During the past several decades, Stubbe and her collaborators have shown how free radicals can perform challenging chemistry in biological systems, where nature has supplied an appropriate molecular environment. If the chemical group in human ribonucleotide reductase that sparks catalysis were loose in solution, it would steal an electron from surrounding atoms in a millisecond. In the protein, the electron can remain unpaired for minutes to days. Scaling up, that’s like lengthening the lifetime of something that normally lasts for a second into something that survives for between a year and a millennium. Evolutionary forces have surrounded the electron with exceptionally inert chemical groups and thus provided a setting that subdues its propensity to react.
As Stubbe dug deeper into the intricacies of ribonucleotide reductase, she addressed many of its remarkable riddles. For example, other researchers suggested that the instigating electron forms in the enzyme 35 Angstroms from where it needs to act. Stubbe “didn’t believe it at first,” she says, “because it was ridiculous. Why would you do that when you could make it sit right next to the substrate?” Nevertheless, she decided to investigate and found strong experimental support for the idea. Furthermore, she and her collaborators discovered that the free electron hops from one atom to another through a precisely controlled path as it journeys through the enzyme. So not only does ribonucleotide reductase deploy a type of chemical that has the capacity to incite biological catastrophe, but it moves the potentially destructive electron a tremendous distance through the protein—past numerous atoms where it could cause trouble—before delivering it to the catalytic site.

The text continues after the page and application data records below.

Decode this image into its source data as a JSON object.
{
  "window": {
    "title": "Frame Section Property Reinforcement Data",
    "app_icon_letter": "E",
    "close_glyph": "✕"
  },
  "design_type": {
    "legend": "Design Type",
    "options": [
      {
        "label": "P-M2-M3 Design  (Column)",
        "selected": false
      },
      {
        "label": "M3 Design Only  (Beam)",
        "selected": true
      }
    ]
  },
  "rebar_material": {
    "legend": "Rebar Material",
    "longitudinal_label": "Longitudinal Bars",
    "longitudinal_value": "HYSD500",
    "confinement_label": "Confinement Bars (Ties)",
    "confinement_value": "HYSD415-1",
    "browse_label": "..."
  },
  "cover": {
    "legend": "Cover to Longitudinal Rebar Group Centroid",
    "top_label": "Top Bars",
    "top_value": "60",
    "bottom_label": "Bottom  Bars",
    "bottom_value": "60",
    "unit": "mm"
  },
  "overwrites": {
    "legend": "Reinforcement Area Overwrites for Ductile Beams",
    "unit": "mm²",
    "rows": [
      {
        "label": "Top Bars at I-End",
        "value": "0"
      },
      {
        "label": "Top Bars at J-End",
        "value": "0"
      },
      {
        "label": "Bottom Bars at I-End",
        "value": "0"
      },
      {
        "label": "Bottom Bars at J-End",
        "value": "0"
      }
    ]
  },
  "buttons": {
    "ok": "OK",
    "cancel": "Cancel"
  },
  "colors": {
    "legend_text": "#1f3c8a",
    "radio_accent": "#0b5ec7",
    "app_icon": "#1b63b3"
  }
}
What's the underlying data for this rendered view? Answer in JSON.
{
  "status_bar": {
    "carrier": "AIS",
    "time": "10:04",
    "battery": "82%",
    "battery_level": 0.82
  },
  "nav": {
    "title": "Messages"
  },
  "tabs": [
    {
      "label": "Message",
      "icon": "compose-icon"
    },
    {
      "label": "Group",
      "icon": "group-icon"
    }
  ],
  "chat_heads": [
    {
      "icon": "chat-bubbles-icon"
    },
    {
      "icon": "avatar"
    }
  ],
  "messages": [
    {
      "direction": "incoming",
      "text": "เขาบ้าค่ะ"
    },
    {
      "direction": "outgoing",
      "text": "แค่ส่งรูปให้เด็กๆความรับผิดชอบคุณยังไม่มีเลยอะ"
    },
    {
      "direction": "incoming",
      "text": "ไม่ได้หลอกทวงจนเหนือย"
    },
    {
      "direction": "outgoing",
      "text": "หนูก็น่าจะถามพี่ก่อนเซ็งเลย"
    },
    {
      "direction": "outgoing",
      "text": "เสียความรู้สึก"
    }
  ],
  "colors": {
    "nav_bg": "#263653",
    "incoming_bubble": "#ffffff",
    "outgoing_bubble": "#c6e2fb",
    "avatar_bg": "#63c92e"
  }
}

A relentless drive to understand basic biology has fueled Stubbe’s accomplishments, yet numerous practical applications have arisen from her discoveries. She and her collaborators elucidated the detailed mechanism by which free radicals enable the drug bleomycin, used mostly to fight cancer, to cleave DNA. These findings promise to guide improvements in bleomycin-based treatments by enhancing potency and minimizing harmful side effects. Stubbe has also shown how chemotherapeutic medications such as gemcitabine and clofarabine thwart ribonucleotide reductase and thus impede rampant growth of cancer cells. These observations have opened up new strategies for foiling the enzyme.
Throughout her career, Stubbe has peered into nature’s corners and brushed off cobwebs to reveal surprising features and new mysteries. “I’m a details person,” she says. “I have worked on the same problems for my whole life, but what I study keeps changing.”
Author: Evelyn Strauss, Ph.D.